So our solution could be level gating. Level gating is when content has a level requirement, or a gate, in front of it before you can pass. It's used a lot in RPG's to extend game-time and to reward players for their grinding. But in a strategy game...?

What if we took the very basic version of the game, and made that a level 1 match. Then gate players at level, say, 30 with some more advanced mechanics in a different 'tier' of matches. Level 80 may be the gate for really complex, interwoven mechanics. Level 140 could be the breach into RNG-based events for added challenge.

A level 31 player would be able to play the matches at level 30 as well as level 1. A level 200 player could play any match they wanted, even with someone who is brand new.

The benefits of something like this is that we're checking all 3 items in our checkbox above, while still allowing all players to play with each other.

  1. Gating the match itself, we can create an atmosphere that explicitly regulates the amount of advantage a veteran player can have over new players, lowering the barrier of entry to whatever level we want.
  2. It gives veteran players a reason to keep coming back, because if I create a new mechanic in the game, I can simply add it to a higher tier and a higher level gate.
  3. I also give new players to keep coming back because they're always playing around their ability level (or lower), and will have plenty of novel concepts to unlock as a rolling-pin of content as they progress.

Now, it's important to understand that this shouldn't really come out as rewarding the grind. Each new match tier shouldn't be something slightly better than the last, it should be something entirely different. The game Dragon Quest Builders absolutely NAILED this concept. Each chapter was like picking up a brand new game, revealing  novel mechanics all the way up to the very end.

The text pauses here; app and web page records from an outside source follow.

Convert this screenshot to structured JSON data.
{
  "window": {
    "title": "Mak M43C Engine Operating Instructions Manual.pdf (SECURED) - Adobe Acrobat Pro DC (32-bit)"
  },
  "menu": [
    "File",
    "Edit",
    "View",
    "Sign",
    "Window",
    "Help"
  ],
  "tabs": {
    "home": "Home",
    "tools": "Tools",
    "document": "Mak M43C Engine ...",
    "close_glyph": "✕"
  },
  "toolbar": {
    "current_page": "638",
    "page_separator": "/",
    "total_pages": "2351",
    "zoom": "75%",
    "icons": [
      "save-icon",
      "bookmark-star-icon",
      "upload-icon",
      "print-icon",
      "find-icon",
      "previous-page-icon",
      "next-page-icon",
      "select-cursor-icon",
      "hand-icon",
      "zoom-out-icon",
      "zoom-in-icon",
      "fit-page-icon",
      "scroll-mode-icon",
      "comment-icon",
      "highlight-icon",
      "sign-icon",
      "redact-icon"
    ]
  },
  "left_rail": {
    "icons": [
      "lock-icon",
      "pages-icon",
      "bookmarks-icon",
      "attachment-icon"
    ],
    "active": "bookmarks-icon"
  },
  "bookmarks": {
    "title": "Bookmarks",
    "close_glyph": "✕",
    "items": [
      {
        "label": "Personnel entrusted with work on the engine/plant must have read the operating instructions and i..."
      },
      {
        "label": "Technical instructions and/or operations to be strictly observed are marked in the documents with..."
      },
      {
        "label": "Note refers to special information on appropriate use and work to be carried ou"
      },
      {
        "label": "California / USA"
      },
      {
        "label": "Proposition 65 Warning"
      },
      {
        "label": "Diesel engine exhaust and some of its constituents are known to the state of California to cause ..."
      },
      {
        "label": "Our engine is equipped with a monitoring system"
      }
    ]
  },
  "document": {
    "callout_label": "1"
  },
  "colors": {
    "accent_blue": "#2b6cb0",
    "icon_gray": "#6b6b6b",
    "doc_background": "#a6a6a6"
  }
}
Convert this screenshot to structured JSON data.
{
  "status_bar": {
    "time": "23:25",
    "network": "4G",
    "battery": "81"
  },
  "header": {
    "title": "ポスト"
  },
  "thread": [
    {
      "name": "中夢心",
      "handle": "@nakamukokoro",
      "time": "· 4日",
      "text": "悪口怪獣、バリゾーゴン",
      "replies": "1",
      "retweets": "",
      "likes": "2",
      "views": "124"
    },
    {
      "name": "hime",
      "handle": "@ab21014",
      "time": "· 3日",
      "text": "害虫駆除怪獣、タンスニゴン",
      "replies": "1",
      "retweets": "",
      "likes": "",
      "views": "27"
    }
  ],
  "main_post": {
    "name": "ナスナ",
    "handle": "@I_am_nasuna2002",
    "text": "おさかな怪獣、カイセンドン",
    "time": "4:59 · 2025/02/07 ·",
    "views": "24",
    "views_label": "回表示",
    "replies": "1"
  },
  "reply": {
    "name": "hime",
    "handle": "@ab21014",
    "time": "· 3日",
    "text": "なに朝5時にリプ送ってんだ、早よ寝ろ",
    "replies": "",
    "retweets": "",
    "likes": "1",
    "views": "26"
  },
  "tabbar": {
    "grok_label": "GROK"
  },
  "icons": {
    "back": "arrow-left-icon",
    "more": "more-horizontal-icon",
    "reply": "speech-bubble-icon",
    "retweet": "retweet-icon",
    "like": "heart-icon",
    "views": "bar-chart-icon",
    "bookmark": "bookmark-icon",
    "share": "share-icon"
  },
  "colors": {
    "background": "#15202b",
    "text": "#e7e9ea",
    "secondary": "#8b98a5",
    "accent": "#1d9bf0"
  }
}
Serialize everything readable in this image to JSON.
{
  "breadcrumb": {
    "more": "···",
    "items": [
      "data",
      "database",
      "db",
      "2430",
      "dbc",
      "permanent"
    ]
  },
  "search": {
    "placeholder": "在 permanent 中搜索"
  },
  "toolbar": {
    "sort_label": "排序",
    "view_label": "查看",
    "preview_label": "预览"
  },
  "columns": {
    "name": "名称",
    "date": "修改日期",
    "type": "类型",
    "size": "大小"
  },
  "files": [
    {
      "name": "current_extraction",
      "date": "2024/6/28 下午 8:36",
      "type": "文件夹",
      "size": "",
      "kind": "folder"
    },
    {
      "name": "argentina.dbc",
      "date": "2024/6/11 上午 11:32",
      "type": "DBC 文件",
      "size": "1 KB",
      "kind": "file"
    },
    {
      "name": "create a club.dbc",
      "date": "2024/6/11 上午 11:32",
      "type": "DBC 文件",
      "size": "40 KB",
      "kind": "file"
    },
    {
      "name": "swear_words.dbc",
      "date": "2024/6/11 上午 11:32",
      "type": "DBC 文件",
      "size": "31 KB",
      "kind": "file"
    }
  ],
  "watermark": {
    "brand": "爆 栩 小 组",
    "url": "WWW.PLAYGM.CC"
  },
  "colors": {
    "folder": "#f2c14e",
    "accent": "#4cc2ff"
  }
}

So the space in between each tier should be long enough to learn all of the mechanics in it to a reasonable degree of fluency, then allow them to move on to the next.

All games should last forever and constantly amaze each and every one of us. Until that game gets made, us developers will have to deal with the gates, bored veteran players, and a lot of math...